- A special friend. Many puppies struggle the first few nights in their new home. Moving from their first home to their new home with you can be a big shock, and the first few days away from their siblings can be a tough transition to make. Comfort toys, like the Snuggle Puppy, usually contain an electronic device that simulates the sound and feel of a heartbeat, as well as a small heat pack that provides a source of warming that mimics the closeness of the littermates he’s left behind.
- A personal physician! New puppies typically will need vaccinations, worming treatments and regular health checks until they reach adolescence at about age 6 months or so. If you don’t already have a veterinarian for your family pets, finding a great one you can work with is a great relationship to establish, even before your puppy comes home. Once you’ve scheduled your puppy’s homecoming, their very first “date” should be with the vet for a complete check out. Many times you can find a great vet by networking with family and friends, looking for practitioners who are knowledgeable and kind, as early good experiences with the vet can set the stage for a lifetime of happy visits!
- Lots of stuff to chew! Puppies start chewing right after weaning, and that intensifies during teething time, and may continue throughout the dog’s life, as chewing tends to be a favorite pastime, so getting your pup to appreciate appropriate chew things early on is a formula for success. Puppy-sized toys by Kong are always a favorite (particularly the ones that are hollow, so you can smear a dab of cheese or peanut butter inside), as are bully sticks and frozen carrots. Please make sure the chew things you offer the pup are attractive to the dog!
- Toys. Dogs are highly intelligent, even as babies, and although they sleep a lot, their awake time is always full of exploring and investigating. To keep your pup mentally stimulated, make sure you have a varied supply of dog toys incorporating all kinds of textures, sounds, and shapes. These early interactions and experiences can make all the difference in getting your pup off to a great start.

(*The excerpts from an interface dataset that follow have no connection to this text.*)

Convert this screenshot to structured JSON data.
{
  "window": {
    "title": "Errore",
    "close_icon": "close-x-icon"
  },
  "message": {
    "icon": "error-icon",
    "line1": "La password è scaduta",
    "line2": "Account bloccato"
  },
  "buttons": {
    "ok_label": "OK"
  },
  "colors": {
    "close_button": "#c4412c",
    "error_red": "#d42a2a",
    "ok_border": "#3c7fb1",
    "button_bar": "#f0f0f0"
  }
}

- An apron! We always get a bit of side-eye when we tell prospective puppy parents to make sure they have an apron or two handy before the puppy comes home. In the first place, aprons have great big pockets you can stash essential items in, such as leashes, treats, chew things and other stuff you’ll want to get your hands on fast when there’s a puppy around. Another thing to remember is that puppies are famous for getting into messes, and making messes, and wearing an apron can help save your better clothes. If the apron doesn’t do it for you, outsized medical scrubs are durable and can also have great big pockets to stash handy items for quick use!
- A routine! Your pup will be happier and acclimate more quickly if things happen in a regular and predictable way. Think about potty schedules for toilet training, feeding schedules, nap times and over-night sleeping schedules. Typically, new puppies have some need that will have to be met every two hours or so, so make sure you have a family member, friend or pet sitter available to take care of them!
- A training plan! Whether you work with a trainer or not (and we absolutely recommend finding a great trainer!), your pup is an intelligent and inquisitive creature who will need a steady stream of mental stimulation throughout his life. Part of this can be satisfied by toys and play, but nothing beats learning new things, having interesting new experiences and having puzzles to solve. Remember, if you don’t give the dog something to think about, he’ll certainly think up something on his own! Think about joining our Puppy Club, an innovative puppy socialization and training program!
Ready to bring your new puppy home? Give us a call at 951-847-7010 to set up your personalized Puppy Preparation session today!
SmartPetLove Snuggle Puppy Behavioral Aid Toy
Reduces negative behaviors resulting from anxiety, including whining and barking
"Real-feel" pulsing heartbeat and heat source mimic being part of a pack, calming by appealing to natural instincts
Two AAA batteries (included) last up to two weeks with continuous 24/7 use